**What you should do**
A verbatim reprint of the records below is what this exercise asks for.

Material shown Block Start

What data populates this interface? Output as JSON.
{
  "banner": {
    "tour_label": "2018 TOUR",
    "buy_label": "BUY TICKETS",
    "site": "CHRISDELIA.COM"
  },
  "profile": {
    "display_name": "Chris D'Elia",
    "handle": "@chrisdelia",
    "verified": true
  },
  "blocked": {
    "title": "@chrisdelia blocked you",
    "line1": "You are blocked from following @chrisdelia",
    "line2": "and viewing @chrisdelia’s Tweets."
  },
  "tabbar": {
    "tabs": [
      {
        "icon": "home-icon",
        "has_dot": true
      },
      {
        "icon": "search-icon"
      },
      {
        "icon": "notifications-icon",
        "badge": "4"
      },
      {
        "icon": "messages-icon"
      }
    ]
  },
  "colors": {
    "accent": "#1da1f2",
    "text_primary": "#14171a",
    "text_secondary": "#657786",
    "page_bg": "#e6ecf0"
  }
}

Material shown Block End

**Written solution**
What data populates this interface? Output as JSON.
{
  "banner": {
    "tour_label": "2018 TOUR",
    "buy_label": "BUY TICKETS",
    "site": "CHRISDELIA.COM"
  },
  "profile": {
    "display_name": "Chris D'Elia",
    "handle": "@chrisdelia",
    "verified": true
  },
  "blocked": {
    "title": "@chrisdelia blocked you",
    "line1": "You are blocked from following @chrisdelia",
    "line2": "and viewing @chrisdelia’s Tweets."
  },
  "tabbar": {
    "tabs": [
      {
        "icon": "home-icon",
        "has_dot": true
      },
      {
        "icon": "search-icon"
      },
      {
        "icon": "notifications-icon",
        "badge": "4"
      },
      {
        "icon": "messages-icon"
      }
    ]
  },
  "colors": {
    "accent": "#1da1f2",
    "text_primary": "#14171a",
    "text_secondary": "#657786",
    "page_bg": "#e6ecf0"
  }
}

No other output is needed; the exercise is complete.